Google Cloud Print review: First Look
Google attempts to revolutionise the world of printers with its cloud-based approach to printing, but how well does the new service actually work? Kat Orphanides fires up her web browser to find out.

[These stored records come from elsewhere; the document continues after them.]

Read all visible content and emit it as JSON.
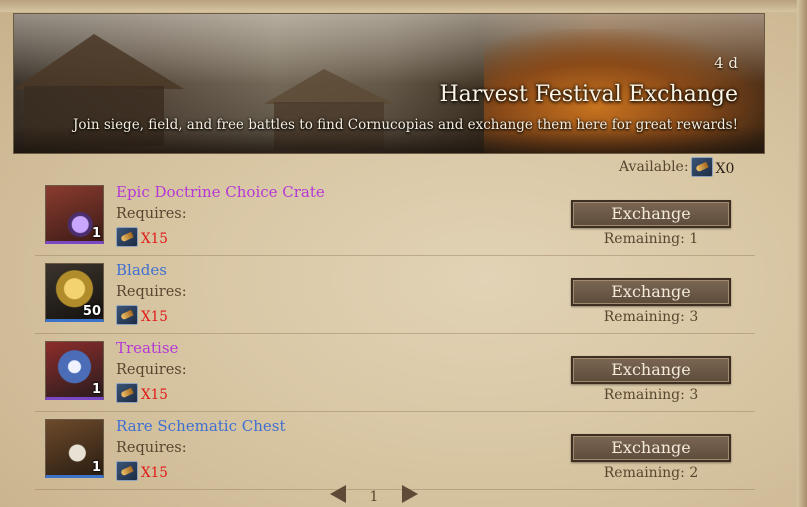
{
  "banner": {
    "days_left": "4 d",
    "title": "Harvest Festival Exchange",
    "subtitle": "Join siege, field, and free battles to find Cornucopias and exchange them here for great rewards!"
  },
  "available": {
    "label": "Available:",
    "count": "X0",
    "icon": "cornucopia-icon"
  },
  "items": [
    {
      "name": "Epic Doctrine Choice Crate",
      "rarity_color": "#b538d6",
      "qty": "1",
      "icon": "crate-icon",
      "requires": "Requires:",
      "cost": "X15",
      "button": "Exchange",
      "remaining": "Remaining: 1"
    },
    {
      "name": "Blades",
      "rarity_color": "#3f6fd1",
      "qty": "50",
      "icon": "blades-icon",
      "requires": "Requires:",
      "cost": "X15",
      "button": "Exchange",
      "remaining": "Remaining: 3"
    },
    {
      "name": "Treatise",
      "rarity_color": "#b538d6",
      "qty": "1",
      "icon": "treatise-icon",
      "requires": "Requires:",
      "cost": "X15",
      "button": "Exchange",
      "remaining": "Remaining: 3"
    },
    {
      "name": "Rare Schematic Chest",
      "rarity_color": "#3f6fd1",
      "qty": "1",
      "icon": "chest-icon",
      "requires": "Requires:",
      "cost": "X15",
      "button": "Exchange",
      "remaining": "Remaining: 2"
    }
  ],
  "pagination": {
    "page": "1"
  }
}
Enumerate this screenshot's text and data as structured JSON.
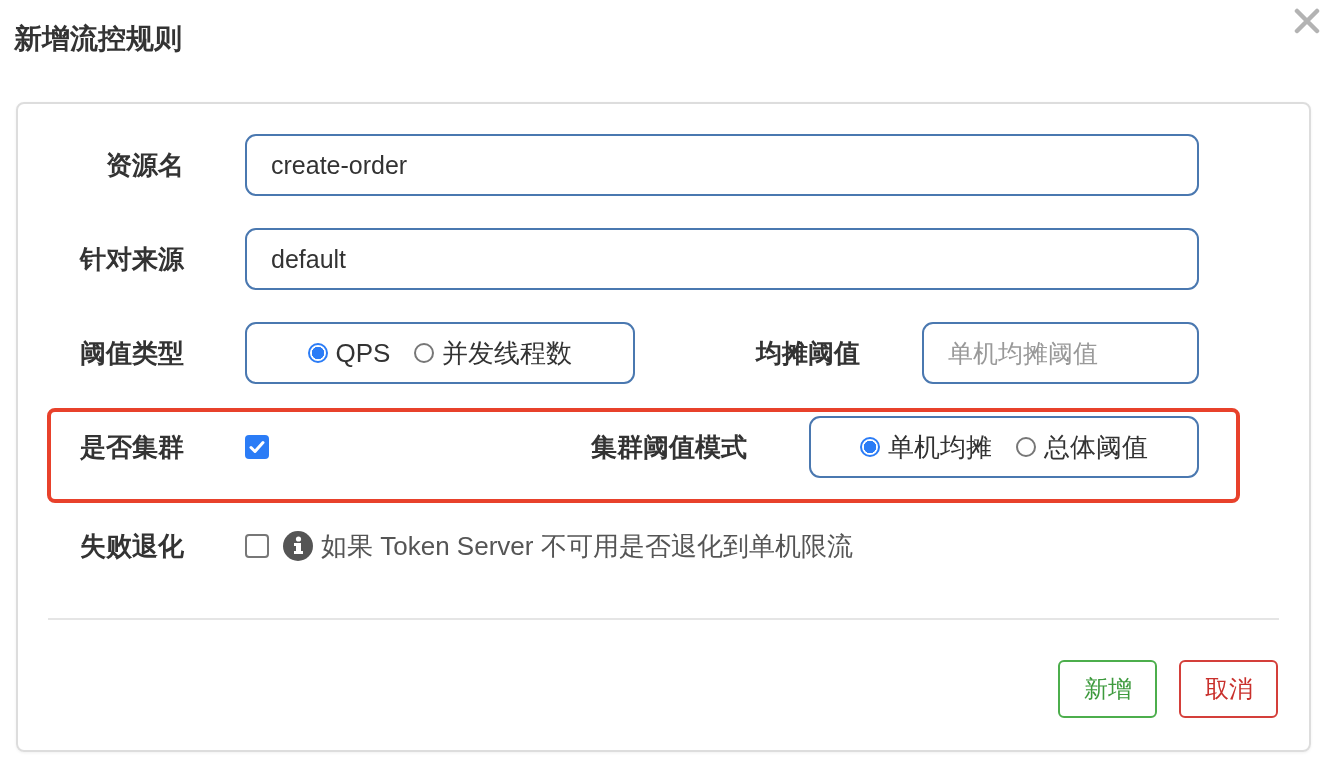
{
  "dialog": {
    "title": "新增流控规则"
  },
  "rows": [
    {
      "kind": "text",
      "label": "资源名",
      "value": "create-order"
    },
    {
      "kind": "text",
      "label": "针对来源",
      "value": "default"
    },
    {
      "kind": "radio",
      "label": "阈值类型",
      "options": [
        {
          "label": "QPS",
          "selected": true
        },
        {
          "label": "并发线程数",
          "selected": false
        }
      ],
      "side": {
        "kind": "input",
        "label": "均摊阈值",
        "placeholder": "单机均摊阈值"
      }
    },
    {
      "kind": "checkbox",
      "label": "是否集群",
      "checked": true,
      "side": {
        "kind": "radio",
        "label": "集群阈值模式",
        "options": [
          {
            "label": "单机均摊",
            "selected": true
          },
          {
            "label": "总体阈值",
            "selected": false
          }
        ]
      },
      "highlighted": true
    },
    {
      "kind": "checkbox",
      "label": "失败退化",
      "checked": false,
      "hint": "如果 Token Server 不可用是否退化到单机限流"
    }
  ],
  "buttons": [
    {
      "label": "新增",
      "kind": "success"
    },
    {
      "label": "取消",
      "kind": "danger"
    }
  ]
}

Head In The Cloud Cloud Print's potential is massive and we expect to see more printing options appear. However, as expected for Google, the service is still in its beta version and it definitely feels like it too. Regardless of whether you print from your phone or from the Print Using Google Cloud Print extension, you're presented with every single printer profile on any of the associated PCs Cloud Print can see. This gives you a lot of choices, but also clutters up the selection box with Windows' virtual printer devices. We'd like to be able to select a few favourites to be displayed at the top of the list. Printers are only available to the account that connected them to Cloud Print. Google says its working on "tools that will let you share and control access to your printer as easily as you can share files in Google Docs", but that's a development for the future. An issue that's unlikely to be resolved by future developments is that, in order to print, your Cloud Print server has to be active. That means that Chrome has to be left running on the PC connected to the printer you want. Leaving your PC switched on all the time isn't exactly environmentally friendly and leaving it logged in isn't very security conscious. You could use a low-energy PC as a print server, or configure your computer to Wake-on-LAN and send a magic packet to wake it with a smartphone app, but it's all extra effort for a service that's supposed to minimise hassle. Google anticipates that in future printers will have built-in support for Cloud Print, so we won't need Chrome acting as an intermediary. However, the technology will have to prove itself before printer manufacturers are prepared to adopt it.
In fact, several companies already have their own approaches to printing from smartphones or from the cloud. HP's ePrint system is the most well-developed. Every ePrint printer has its own email address and will print anything you email to it. Apple has its own approach to smartphone printing, AirPrint, which is designed to work with a limited range of HP ePrint printers. However, AirPrint, like all the other smartphone printer drivers we've seen, only works if your phone and your printer are on the same network. It doesn't approach the scope and flexibility of what Google is trying to do.
Although it's very rough around the edges, we like Google Cloud Print a lot. It's incredibly useful and we don't want to do without it now that we have it. Google has enough clout to drag the rest of the market along with it, as long as Cloud Print gets the in-house support and development it deserves. If this happens, we expect Google to become as important to printing as it now is to email, mobile phones and document sharing.
SYSTEM REQUIREMENTS Print server requires Windows PC with Google Chrome web browser, connected printer and Internet connection Client requires any modern web browser and internet connection
In This Article
Next-generation time series: Forecasting for the real world, not the ideal world
Solve time series problems with AIFree download
The future of productivity
Driving your business forward with Microsoft Office 365Free download
How to plan for endpoint security against ever-evolving cyber threats
Safeguard your devices, data, and reputationFree download
A quantitative comparison of UPS monitoring and servicing approaches across edge environments
Effective UPS fleet managementFree download